This is the greatest letter I’ve gotten in a million years. It’s from MightyMighty atLetters To Us. I’ve bolded the best lines. She mentions Greg Popcak’s excellent bookHoly Sex, which I’ve been meaning to review for a long time; and also references theReal Catholic Love and Sex blog, which is full of good and honest discussions. Here’s the letter:

I don’t want to be a freaky fan girl, but would like to take a sec to tell you how awesome your book is. I read it during a loooooong period of abstinence after our 3rd was born. It was sort of funny the way it worked out. I was reading a book about how sex is good and not a joke on women & reading similar things on realCatholicloveandsex.com. All while waiting for some clear signs of fertility to start showing up so that we could chart. By the time it happened at 11 months postpartum, I was actually enthusiastic about sex for the first time since before our first was born.

Normally my interest is completely tied to what’s going on with me physically, but thanks to your book, I’ve realized how that’s not being very loving–it lowers sex into something that is just about scratching an itch. If it’s really about love, it is worth making the effort to be together throughout whatever parts of the month are open to the couple. My husband has now read your book (he wanted to understand the huge change in attitude) and he is working on making some similar changes himself. We’re both pretty guilty of first asking, “Am I in the mood?” instead of asking what our spouse/marriage needs in this moment. I pointed out, “We don’t do that about other things that are good for us, like exercising or paying the bills or eating. Maybe we ought to stop acting like being together is as optional as watching Netflix together.”

I feel like reading Popcak’s “Holy Sex” helped me start shedding some of the prudery I had about sex being a little bit frivolous/selfish and your book helped me shed the rest of it + the poisoning lies the culture teaches about sex. (Men are animals, women are the gatekeepers, sex is mostly about getting pleasure, God sorta hates women for setting them up for either 20 pregnancies or no sex when their hormones are cooperating, etc.) At some point I thought, “Life is too short for bad sex with a good husband. I am going to get to middle and old age and really regret spending the healthiest years of my life this way, just like I already regret spending my teens and twenties dressing like a frump.”

My dad died at 61 last year and my mom just said last week, “I really regret not lavishing more affection on your father. He shouldn’t have had to coax me. I should have been more….[hand gesture indicating va-va-voom]! He deserved that!” I was shocked, but glad to see that it’s really never too late to get a healthier view on sex.

 

PIC dancing peasant couple

In another letter, she says:

 

It was very helpful to read your (semi-sarcastic) comments about developing some skill in bed.

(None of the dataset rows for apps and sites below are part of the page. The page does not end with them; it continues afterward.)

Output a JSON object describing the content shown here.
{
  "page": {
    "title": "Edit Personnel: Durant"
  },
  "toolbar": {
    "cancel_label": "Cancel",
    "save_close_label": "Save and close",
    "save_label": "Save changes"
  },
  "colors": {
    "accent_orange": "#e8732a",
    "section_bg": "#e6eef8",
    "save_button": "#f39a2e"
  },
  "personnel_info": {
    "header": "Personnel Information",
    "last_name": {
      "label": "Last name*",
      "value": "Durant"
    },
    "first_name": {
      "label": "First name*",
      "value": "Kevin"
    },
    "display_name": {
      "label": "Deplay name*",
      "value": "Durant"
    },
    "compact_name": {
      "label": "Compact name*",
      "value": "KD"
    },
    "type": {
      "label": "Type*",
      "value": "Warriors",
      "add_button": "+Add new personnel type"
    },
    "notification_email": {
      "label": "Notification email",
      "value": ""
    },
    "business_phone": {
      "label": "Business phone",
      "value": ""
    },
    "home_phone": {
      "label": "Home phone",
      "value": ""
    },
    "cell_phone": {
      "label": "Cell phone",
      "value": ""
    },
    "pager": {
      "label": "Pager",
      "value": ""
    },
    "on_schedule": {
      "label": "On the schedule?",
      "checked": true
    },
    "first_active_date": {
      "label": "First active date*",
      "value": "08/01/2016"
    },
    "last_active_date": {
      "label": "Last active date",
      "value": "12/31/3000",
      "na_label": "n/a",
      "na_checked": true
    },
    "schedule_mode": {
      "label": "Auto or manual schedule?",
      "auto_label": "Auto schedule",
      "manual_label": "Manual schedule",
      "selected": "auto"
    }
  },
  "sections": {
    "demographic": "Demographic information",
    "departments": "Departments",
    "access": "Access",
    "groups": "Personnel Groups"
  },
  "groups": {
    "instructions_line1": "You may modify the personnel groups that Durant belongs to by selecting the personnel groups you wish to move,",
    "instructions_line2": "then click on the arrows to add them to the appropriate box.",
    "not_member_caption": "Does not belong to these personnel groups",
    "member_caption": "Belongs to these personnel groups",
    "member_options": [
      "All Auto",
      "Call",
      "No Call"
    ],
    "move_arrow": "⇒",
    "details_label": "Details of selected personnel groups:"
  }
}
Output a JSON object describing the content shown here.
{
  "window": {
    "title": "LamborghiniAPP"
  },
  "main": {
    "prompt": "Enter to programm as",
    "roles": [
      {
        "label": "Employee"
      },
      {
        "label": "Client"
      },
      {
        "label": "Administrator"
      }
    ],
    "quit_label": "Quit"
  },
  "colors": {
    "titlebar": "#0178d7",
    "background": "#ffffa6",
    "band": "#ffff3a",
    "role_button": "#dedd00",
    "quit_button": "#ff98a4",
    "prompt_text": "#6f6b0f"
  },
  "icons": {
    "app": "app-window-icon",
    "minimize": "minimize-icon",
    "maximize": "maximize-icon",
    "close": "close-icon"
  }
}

I’m sure I’m not the only one who has put minimal effort into any session that I was participating in out of duty/charity. I find that putting in the same effort as I do when I’m all gung-ho (when I’d honestly rather just read in bed) takes the session (is there a better word??) from kind-of-degrading-to-both-of-us-because-I-feel-used-and-he-feels-judged to just as good as when I was up for it. For whatever reason, I needed permission to stop acting like a prude and start trusting that my husband wouldn’t be scandalized by me being enthusiastic.

I now realize that acting like sex is dirty if it’s too enthusiastic gives power to the smutty culture that reduces sex to “consensual pleasure.” God made sex awesome and me participating in it fully is good, not dirty. What’s dirty is when two married people feel smug for having sex without having given each other their all, including the trust needed to let go, unconditional acceptance for each other’s everything, and the effort to really be generous with one another, not just their fertility. Good job! You ate a protein bar at a 5 star restaurant! You went to Italy and never left the hotel! Good job, you’re Catholic and you still managed to separate love from sex!

 

 So smart. Thanks, MightyMighty!